© Ralf Schmitt “Squatting” Berlin 27.04.1995
In the fall of 1994, I visited for the first time the construction site of what had once been Hamburger Bahnhof, which had already closed on October 15, 1884 after just four decades of being used as an actual train station by Berlin-Hamburg Eisenbahn. I had already heard years before of the interesting history of the building, but without knowing the details: from 1884 to 1905 it was used as an office and residential building for railroad workers, and from 1906 to 1943 it housed a transportation and architectural museum. After being partially destroyed in 1943, it was left in hibernation during the British Occupation; held by the Reichsbahn until 1983, ownership was transferred in 1984 to the West Berlin government, and plans were made to reopen the building as a museum of contemporary art.
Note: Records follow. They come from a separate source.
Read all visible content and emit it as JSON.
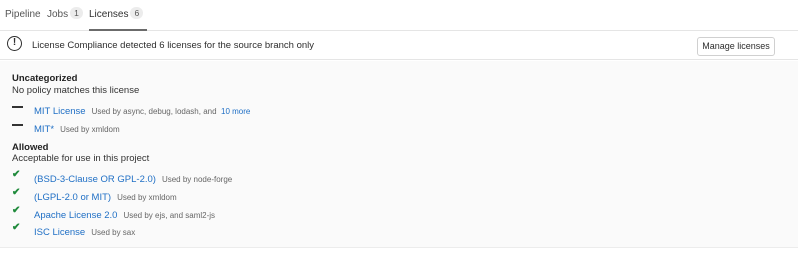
{
  "tabs": [
    {
      "label": "Pipeline"
    },
    {
      "label": "Jobs",
      "count": "1"
    },
    {
      "label": "Licenses",
      "count": "6"
    }
  ],
  "banner": {
    "icon": "exclamation-circle-icon",
    "text": "License Compliance detected 6 licenses for the source branch only",
    "button_label": "Manage licenses"
  },
  "groups": [
    {
      "title": "Uncategorized",
      "description": "No policy matches this license",
      "items": [
        {
          "status_icon": "dash-icon",
          "name": "MIT License",
          "used_by": "Used by async, debug, lodash, and",
          "more": "10 more"
        },
        {
          "status_icon": "dash-icon",
          "name": "MIT*",
          "used_by": "Used by xmldom"
        }
      ]
    },
    {
      "title": "Allowed",
      "description": "Acceptable for use in this project",
      "items": [
        {
          "status_icon": "check-icon",
          "name": "(BSD-3-Clause OR GPL-2.0)",
          "used_by": "Used by node-forge"
        },
        {
          "status_icon": "check-icon",
          "name": "(LGPL-2.0 or MIT)",
          "used_by": "Used by xmldom"
        },
        {
          "status_icon": "check-icon",
          "name": "Apache License 2.0",
          "used_by": "Used by ejs, and saml2-js"
        },
        {
          "status_icon": "check-icon",
          "name": "ISC License",
          "used_by": "Used by sax"
        }
      ]
    }
  ],
  "colors": {
    "link": "#1f6fc5",
    "check": "#1f8a3b",
    "panel_bg": "#fafafa"
  }
}
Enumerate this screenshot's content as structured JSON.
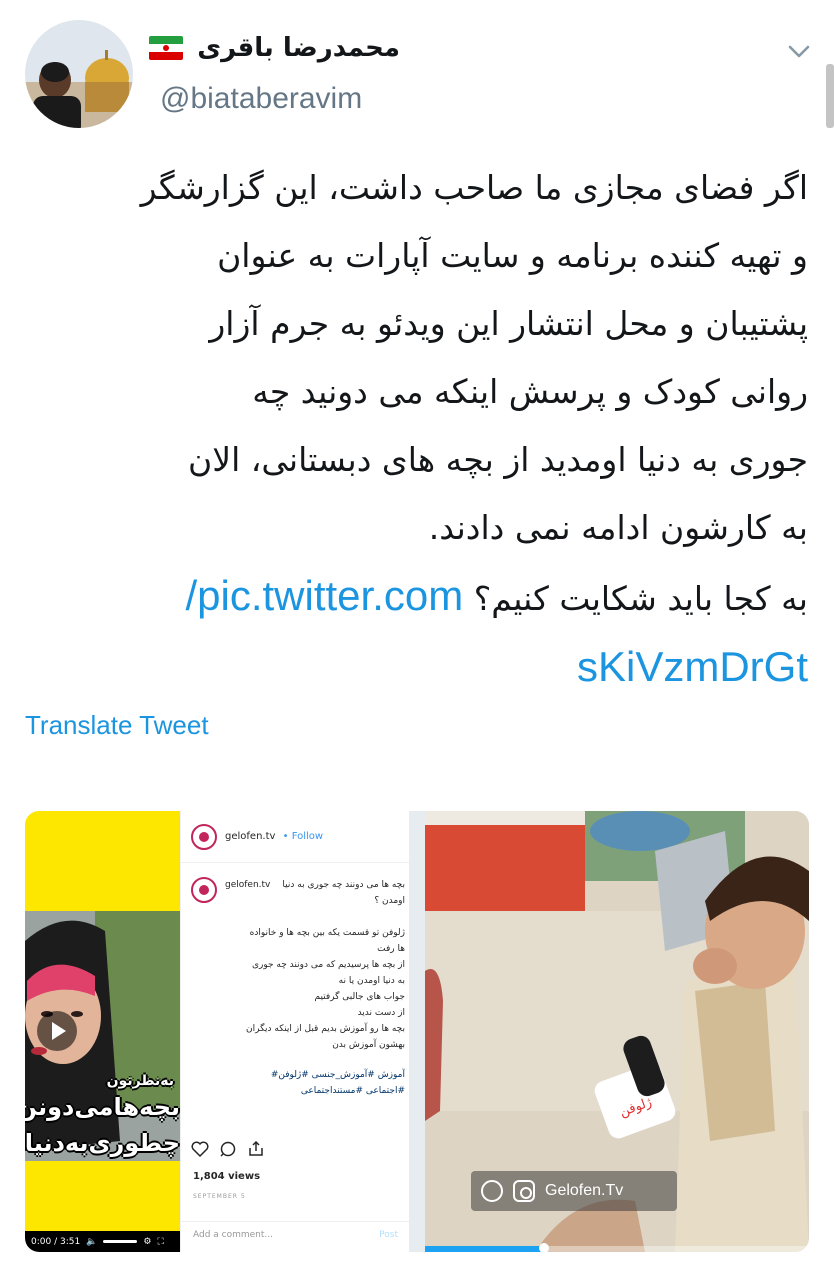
{
  "author": {
    "display_name": "محمدرضا باقری",
    "handle": "@biataberavim",
    "flag": "iran-flag-icon"
  },
  "tweet": {
    "lines": [
      "اگر فضای مجازی ما صاحب داشت، این گزارشگر",
      "و تهیه کننده برنامه و سایت آپارات به عنوان",
      "پشتیبان و محل انتشار این ویدئو به جرم آزار",
      "روانی کودک و پرسش اینکه می دونید چه",
      "جوری به دنیا اومدید از بچه های دبستانی، الان",
      "به کارشون ادامه نمی دادند.",
      "به کجا باید شکایت کنیم؟"
    ],
    "link_part1": "pic.twitter.com/",
    "link_part2": "sKiVzmDrGt",
    "translate_label": "Translate Tweet"
  },
  "media": {
    "insta_account": "gelofen.tv",
    "insta_follow": "Follow",
    "insta_dot": "•",
    "caption_title": "بچه ها می دونند چه جوری به دنیا اومدن ؟",
    "caption_lines": [
      "ژلوفن تو قسمت یکه بین بچه ها و خانواده",
      "ها رفت",
      "از بچه ها پرسیدیم که می دونند چه جوری",
      "به دنیا اومدن یا نه",
      "جواب های جالبی گرفتیم",
      "از دست ندید",
      "بچه ها رو آموزش بدیم قبل از اینکه دیگران",
      "بهشون آموزش بدن"
    ],
    "caption_tags_1": "آموزش #آموزش_جنسی #ژلوفن#",
    "caption_tags_2": "#اجتماعی #مستنداجتماعی",
    "views": "1,804 views",
    "date": "SEPTEMBER 5",
    "comment_placeholder": "Add a comment...",
    "comment_post": "Post",
    "poster_small": "به‌نظرتون",
    "poster_line1": "بچه‌هامی‌دونن",
    "poster_line2": "چطوری‌به‌دنیا",
    "player_time": "0:00 / 3:51",
    "watermark": "Gelofen.Tv",
    "mic_label": "ژلوفن",
    "progress": 0.31
  }
}
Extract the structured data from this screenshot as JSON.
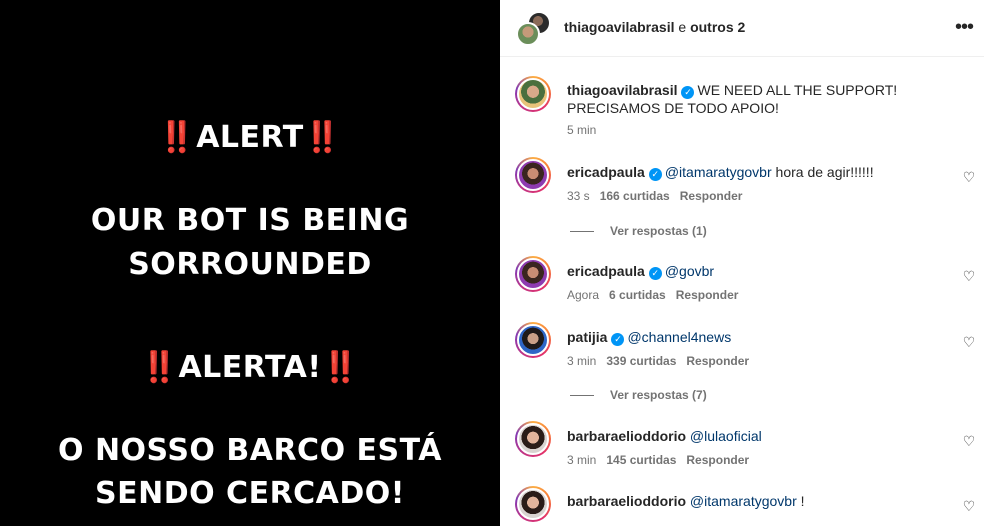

And I read some about the directors: I was also familiar with the title of the exhibition curated by Harald Szeeman, Zeitlos, which took place from June 22–September 25, 1988, and for the first time made the train station known as an exhibition site to an international public. In 1990, the (re)construction of the complex, originally designed by Friedrich Neuhaus, began, resulting in today’s Museum für Gegenwart Berlin, built according to plans by architect Josef Paul Kleihues.
Since that first visit I considered myself to be and acted as an unofficial employee working at this building that had so often changed its identity. I began using the construction site as my studio, and continued to do so until the opening of the museum on November 2, 1996. In the words of Félix González-Torres, it was all “just a matter of time.”
On April 27,1995 I manifested this “squatting” to the outside world, by installing a fake German flag and the Belgian national flag on the two towers of the building in response to the flagging of the Reichstag. The flags flew for a couple of weeks, and then disappeared. During Christo’s wrapping of the Reichstag, my mother came to visit me in Berlin, and I led her to “my” studio: in the conference room of the construction site management, we suddenly found the two flags neatly draped over old coat racks. Later, the Belgian flag disappeared, and I took the German flag and used it for a while as a curtain in my apartment.
For a time, I walked each day in workman’s overalls along the Spree from my apartment to my workplace, to participate on site: walking around, looking, talking, actions, installations, objects, etc. This didn’t bother my “colleagues” very much, the bricklayers, electricians, floorers, drywallers; on the contrary, some of them drew, painted, or installed themselves. But this was not the case when it came to the various construction site managers: I was evicted from the construction site twice, while I had arrived at an arrangement of sorts with the watchmen and guard dogs. Occasionally, I would also bring guests to my studio…
download .pdf to be continued